I've heard the phrase 'Monroe Doctrine' many times before reading about James Monroe, but never had a full understanding of what it meant.
In the political climate of the Cold War in the twentieth century or the current War on Terror, it was usually thrown out there to indicate the the US has a precedent for proactively attacking forces hostile to it to defend its interests.
In the Cold War, it was often used to justify invading countries that could be overthrown by our Soviet Rivals. In the War on Terror, it's been used by the Bush administration to justify overthrowing the Iraqi government to prevent that country from potentially harboring terrorist elements.
This isn't a value statement on the Cold War or the War on Terror, that's for another post, but it should be noted, that both these representations of the Monroe Doctrine are completely misguided.
The Monroe Doctrine was essentially a belief that Old World powers were no longer to be accepted in North America with the exception of British Canada. At the same time, it was a belief that America should not meddle in European affairs and wars of intrigue.
This policy of self defense at home and neutrality in abroad is the opposite from proactively attacking those hostile to us abroad that characterized the Cold War and the current War on Terror.

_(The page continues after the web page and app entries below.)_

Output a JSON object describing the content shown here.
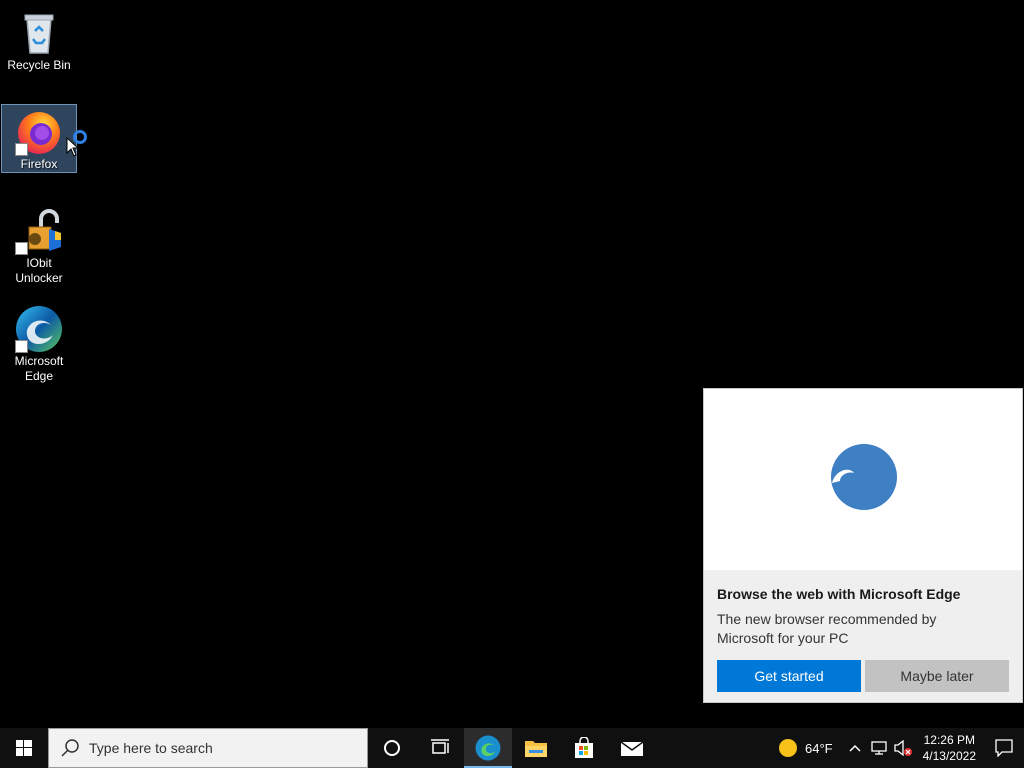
{
  "desktop": {
    "icons": [
      {
        "label": "Recycle Bin"
      },
      {
        "label": "Firefox"
      },
      {
        "label": "IObit Unlocker"
      },
      {
        "label": "Microsoft Edge"
      }
    ]
  },
  "flyout": {
    "title": "Browse the web with Microsoft Edge",
    "description": "The new browser recommended by Microsoft for your PC",
    "primary_label": "Get started",
    "secondary_label": "Maybe later",
    "accent": "#0078d7"
  },
  "taskbar": {
    "search_placeholder": "Type here to search",
    "apps": [
      "edge-icon",
      "file-explorer-icon",
      "store-icon",
      "mail-icon"
    ]
  },
  "tray": {
    "temperature": "64°F",
    "time": "12:26 PM",
    "date": "4/13/2022"
  }
}
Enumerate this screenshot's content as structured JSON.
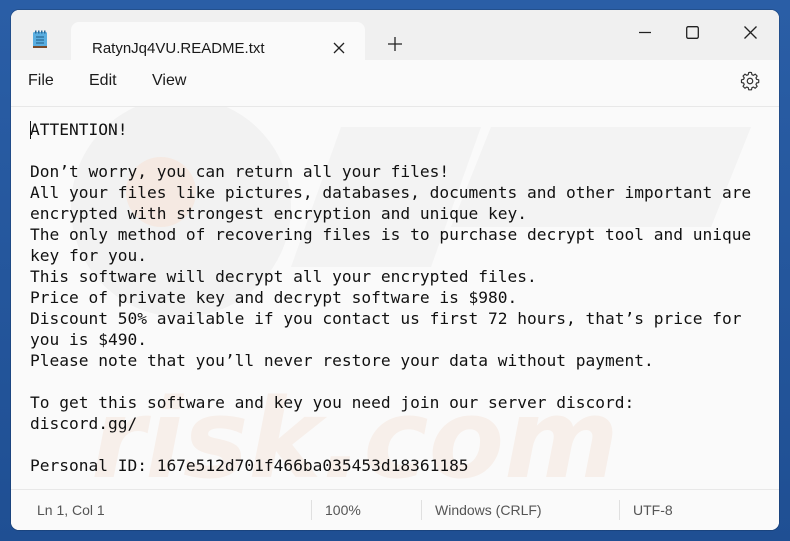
{
  "app": {
    "tab_title": "RatynJq4VU.README.txt",
    "icons": {
      "app": "notepad-icon",
      "tab_close": "close-icon",
      "new_tab": "plus-icon",
      "minimize": "minimize-icon",
      "maximize": "maximize-icon",
      "close": "close-icon",
      "settings": "gear-icon"
    }
  },
  "menu": {
    "items": [
      {
        "label": "File"
      },
      {
        "label": "Edit"
      },
      {
        "label": "View"
      }
    ]
  },
  "editor": {
    "content": "ATTENTION!\n\nDon’t worry, you can return all your files!\nAll your files like pictures, databases, documents and other important are\nencrypted with strongest encryption and unique key.\nThe only method of recovering files is to purchase decrypt tool and unique\nkey for you.\nThis software will decrypt all your encrypted files.\nPrice of private key and decrypt software is $980.\nDiscount 50% available if you contact us first 72 hours, that’s price for\nyou is $490.\nPlease note that you’ll never restore your data without payment.\n\nTo get this software and key you need join our server discord:\ndiscord.gg/\n\nPersonal ID: 167e512d701f466ba035453d18361185"
  },
  "status": {
    "position": "Ln 1, Col 1",
    "zoom": "100%",
    "line_ending": "Windows (CRLF)",
    "encoding": "UTF-8"
  },
  "colors": {
    "desktop": "#2a5ea6",
    "window_bg": "#f3f3f3",
    "editor_bg": "#fafafa",
    "text": "#111111"
  }
}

The Monroe Doctrine fit perfectly with protecting a still ascendant but not yet world power of America from the disastrous European wars that were tearing apart the continent and threatened to undermine our sovereignty. It was not a policy of American imposing its will on the world to protect its interests and was implemented at a time when very recently our Capital had been in flames.